On 2nd February Cordwainers Grow ran a trip to Seedy Sunday in Brighton which was open to Hackney Union of Garden members – and that includes DBG members. I went along with my neighbour Pat and had a great day, coming away with far too many seeds!
The event included a talk by Dave Goulson, Professor of Biology at the University of Sussex, bee specialist and author. He gave us some tips for sustainable gardening that I thought I would share in bullet form so they are easy to remember.
- Mow less.
- Get involved in re-wilding community spaces – see the Road Verge Campaign.

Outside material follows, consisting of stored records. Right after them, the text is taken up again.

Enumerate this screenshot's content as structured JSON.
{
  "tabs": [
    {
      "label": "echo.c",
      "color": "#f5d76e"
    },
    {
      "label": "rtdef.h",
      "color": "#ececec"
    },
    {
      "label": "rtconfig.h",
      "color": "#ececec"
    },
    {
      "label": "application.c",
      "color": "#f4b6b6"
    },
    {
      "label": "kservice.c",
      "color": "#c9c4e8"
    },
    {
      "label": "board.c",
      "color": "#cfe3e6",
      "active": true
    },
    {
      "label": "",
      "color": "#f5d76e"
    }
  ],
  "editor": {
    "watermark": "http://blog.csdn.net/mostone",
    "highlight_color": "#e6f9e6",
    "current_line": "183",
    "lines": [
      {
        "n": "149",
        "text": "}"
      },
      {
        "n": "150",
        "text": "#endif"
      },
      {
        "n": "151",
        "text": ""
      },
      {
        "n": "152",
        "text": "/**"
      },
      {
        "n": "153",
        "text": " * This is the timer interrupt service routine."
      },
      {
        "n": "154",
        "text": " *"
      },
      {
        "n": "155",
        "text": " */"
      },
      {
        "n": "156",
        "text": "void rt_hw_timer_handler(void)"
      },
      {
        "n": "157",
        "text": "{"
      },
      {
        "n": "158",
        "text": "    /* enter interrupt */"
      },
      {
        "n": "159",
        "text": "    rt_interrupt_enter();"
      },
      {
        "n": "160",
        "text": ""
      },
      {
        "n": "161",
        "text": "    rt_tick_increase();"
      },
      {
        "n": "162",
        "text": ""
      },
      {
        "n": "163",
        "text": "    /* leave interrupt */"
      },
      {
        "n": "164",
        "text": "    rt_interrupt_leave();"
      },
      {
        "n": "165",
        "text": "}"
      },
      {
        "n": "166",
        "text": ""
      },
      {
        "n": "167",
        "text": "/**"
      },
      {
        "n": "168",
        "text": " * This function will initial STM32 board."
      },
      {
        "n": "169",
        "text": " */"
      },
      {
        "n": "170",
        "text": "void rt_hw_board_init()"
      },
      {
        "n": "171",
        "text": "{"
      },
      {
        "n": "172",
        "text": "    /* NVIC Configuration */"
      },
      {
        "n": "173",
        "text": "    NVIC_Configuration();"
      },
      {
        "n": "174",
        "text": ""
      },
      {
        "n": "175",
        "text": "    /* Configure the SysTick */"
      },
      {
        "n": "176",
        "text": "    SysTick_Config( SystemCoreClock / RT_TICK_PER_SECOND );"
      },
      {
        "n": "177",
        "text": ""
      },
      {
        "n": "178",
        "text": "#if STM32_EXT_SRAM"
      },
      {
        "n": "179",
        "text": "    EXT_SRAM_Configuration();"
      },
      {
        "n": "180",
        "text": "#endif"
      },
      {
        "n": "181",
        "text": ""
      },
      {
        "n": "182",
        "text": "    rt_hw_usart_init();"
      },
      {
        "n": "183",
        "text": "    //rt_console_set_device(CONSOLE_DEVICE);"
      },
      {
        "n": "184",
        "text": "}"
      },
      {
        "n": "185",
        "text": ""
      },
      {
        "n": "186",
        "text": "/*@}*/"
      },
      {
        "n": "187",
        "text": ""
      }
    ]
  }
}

- Think of weeds as wildflowers and give them space in your garden to encourage biodiversity (many bees and insects need native wildflowers such as nettles and dandelions to survive).
- Don’t use any pesticides or chemical fertilisers.
- Choose to grow flowers which attract pollinators ie. open old fashioned roses not the closed kind which offer up no pollen. Avoid annual bedding plants which offer up little to no pollen.
- Plant insect friendly perennials like lavender, catmint, hardy geraniums, borage, comfrey, laburnum, apple trees, viper’s bugloss (echium).
- Grow from seed to avoid buying plants from garden centres which are often grown using pesticides and peat-based compost.
- Do not buy peat-based compost.
- Install a bee hotel, a wildlife pond or a fly lagoon.
- Do not use Advocate flea treatment on your pets as this carries toxic insecticide that can be washed off into waterways and kills insects far beyond the occasional flea.
The picture at the top of this post is of Kirsty Norman’s old garden. She writes:
‘In the front garden of our old house at 30 De Beauvoir Square, the Daphne Bholua “Jacqueline Postill” is now in massive flower, and in a light breeze you can smell the scent 100 yards away. I’d recommend a visit to cheer you in these cold late-winter days. I found the plant as a scrawny twig on the bargain bench at a garden centre, and 15 years later it is magnificent: when in flower one of the best front-garden plants in De Beauvoir! I used to cut back a couple of branches each year, to encourage growth lower down/ in the middle of the shrub (otherwise it becomes quite leggy).
Looking forward too seeing you all at the next meeting, our AGM, seed swap and party on 3rd March, full details here.